Greenhorn
Posts: 27
1
Hi, everyone. I'm new to Java and I need help with a code I wrote.

I realized that if one or more of the questions are wrong, then a is 0. I think that is because (cnt1 / 10), loses its fractional part thus becoming 0, sine they're 10 questions to do. I don't know if I am correct. Also, is there a way to make the expression cnt / 10 keep its fractional part?
Thanks in advance for all the help.

lowercase baba
Bartender
Posts: 12565
49
java (and many other languages) do something called "integer division". When you divide an int by an int, you get an int - so yes, any fractional part is lost.

One way to solve it is to use a floating point variable. So your 'a' variable would have to be a float, and you'd have to make one of your terms a float as well...

so you could do something like this:

long a = 0.0;

and then:

a = (cnt1 / 10.0) * 100;

Note: it is early, and I haven't had coffee, so this may not be 100% right, what with floats and longs and so forth, but it should give you the idea.

Marshal
Posts: 56610
172
As Fred has already said, you cannot keep the fractional part in integer arithmetic.
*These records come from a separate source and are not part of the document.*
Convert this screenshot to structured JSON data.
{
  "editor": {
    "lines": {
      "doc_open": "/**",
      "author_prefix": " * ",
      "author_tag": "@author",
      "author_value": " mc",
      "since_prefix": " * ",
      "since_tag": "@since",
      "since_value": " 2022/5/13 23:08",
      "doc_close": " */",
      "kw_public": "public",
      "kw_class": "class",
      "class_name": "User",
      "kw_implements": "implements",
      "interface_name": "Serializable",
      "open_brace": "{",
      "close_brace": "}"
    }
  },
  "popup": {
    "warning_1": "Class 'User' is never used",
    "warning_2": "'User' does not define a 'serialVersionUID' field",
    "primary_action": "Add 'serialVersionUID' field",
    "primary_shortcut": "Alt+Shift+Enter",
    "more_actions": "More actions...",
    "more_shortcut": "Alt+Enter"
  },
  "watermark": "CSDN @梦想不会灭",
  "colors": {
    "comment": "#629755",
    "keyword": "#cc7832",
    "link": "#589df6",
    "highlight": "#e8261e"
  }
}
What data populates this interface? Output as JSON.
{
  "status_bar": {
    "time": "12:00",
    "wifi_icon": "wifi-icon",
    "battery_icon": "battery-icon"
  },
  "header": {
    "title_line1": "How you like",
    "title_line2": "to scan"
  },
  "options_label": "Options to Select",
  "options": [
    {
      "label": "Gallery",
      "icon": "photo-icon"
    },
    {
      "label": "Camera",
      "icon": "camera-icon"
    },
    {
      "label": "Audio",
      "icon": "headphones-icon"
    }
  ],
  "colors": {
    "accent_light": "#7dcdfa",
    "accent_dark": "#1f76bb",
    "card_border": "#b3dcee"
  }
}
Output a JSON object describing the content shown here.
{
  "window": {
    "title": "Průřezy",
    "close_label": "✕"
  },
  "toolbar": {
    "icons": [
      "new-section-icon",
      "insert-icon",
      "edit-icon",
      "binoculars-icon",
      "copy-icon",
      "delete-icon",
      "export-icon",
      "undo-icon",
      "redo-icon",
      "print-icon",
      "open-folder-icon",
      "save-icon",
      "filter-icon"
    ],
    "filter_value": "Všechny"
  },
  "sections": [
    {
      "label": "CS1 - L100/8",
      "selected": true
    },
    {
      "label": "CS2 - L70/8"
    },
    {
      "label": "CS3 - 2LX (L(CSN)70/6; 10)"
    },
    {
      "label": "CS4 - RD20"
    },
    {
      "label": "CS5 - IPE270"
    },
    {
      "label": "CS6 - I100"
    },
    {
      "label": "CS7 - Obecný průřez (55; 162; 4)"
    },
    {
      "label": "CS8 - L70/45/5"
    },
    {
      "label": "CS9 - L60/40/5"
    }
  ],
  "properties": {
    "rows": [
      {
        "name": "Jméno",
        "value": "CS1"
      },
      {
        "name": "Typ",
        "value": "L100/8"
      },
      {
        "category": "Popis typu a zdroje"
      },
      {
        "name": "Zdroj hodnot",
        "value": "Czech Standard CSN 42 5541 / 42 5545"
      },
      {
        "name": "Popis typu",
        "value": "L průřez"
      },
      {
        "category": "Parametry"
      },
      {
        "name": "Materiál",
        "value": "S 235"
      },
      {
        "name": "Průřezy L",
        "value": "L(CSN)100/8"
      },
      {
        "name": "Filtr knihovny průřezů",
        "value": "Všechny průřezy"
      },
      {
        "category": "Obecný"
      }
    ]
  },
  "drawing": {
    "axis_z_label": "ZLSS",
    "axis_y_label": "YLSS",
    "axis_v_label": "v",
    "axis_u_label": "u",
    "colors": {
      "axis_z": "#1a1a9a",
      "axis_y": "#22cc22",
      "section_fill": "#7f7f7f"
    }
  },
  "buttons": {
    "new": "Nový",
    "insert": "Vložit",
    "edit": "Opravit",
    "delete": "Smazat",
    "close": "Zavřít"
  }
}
You can however get the remainder.
int remainder = i % j;
You can find more about it in the Java Language Specification (JLS). Note the % operator is Euclidean; as it says in that JLS link, you can get the original value back from a combination of / % and *.
You are risking imprecision with floating‑point arithmetic, but you can simply get a double result like this:-
double d = 1.0 * i / j;
Try it with some small values.

Daisy Smith
Greenhorn
Posts: 27
1
Thanks for the replies guys.
Fred, I change my 'a' variable to a double and 10 to 10.0 but it didn't run like I thought it would. This is part of the results.
Congratulations. You are ready to go to the next level Exception in thread "main" java.util.MissingFormatArgumentException: Format specifier 'd'
at java.util.Formatter.format(Formatter.java:2448)
at java.io.PrintStream.format(PrintStream.java:937)
at java.io.PrintStream.printf(PrintStream.java:838)
at CAI.main(CAI.java:47)

fred rosenberger
lowercase baba
Bartender
Posts: 12565
49
• 1
So you are now getting an exception - not the end of the world. It is very important you start learning how to read those, as they give you a LOT of info on what the problem is. What has printed out is the "stack trace" of all the methods that are currently called...so method A has called method B has called method C...etc.

You start reading them from the top down until you get to something that YOU wrote.

You didn't write java.util.Formatter.format
or java.io.PrintStream.format
or java.io.PrintStream.printf

but you DID write CAI.main - so let's start there. The exception tells you to look at line 47, which is this:

The Stack trace also tells you there is a problem with " Format specifier 'd' " - specifically, you are "MissingFormatArgumentException" - you are missing a format argument.

What do you think the "%d" means in your print string? Also, you can look up on the Oracle docs page what this exception means. In your post, do you see how that is underlined? Click it, and it will take you to the docs page, and you can read what the exception means. Take a look, and see if you can figure out what you need to do.

Campbell Ritchie
Marshal
Posts: 56610
172
Another thing: Have a look through the Formatter specification; there are pages and pages about the % tags, and it tells you what the %d tag means. It also tells you what sort of arguments you can apply to %d.

Greenhorn
Posts: 15
You can also use type casting like this:

Output:

i/j is 0.000000 before cast
i/j is 0.428571 after cast

 Don't get me started about those stupid light bulbs.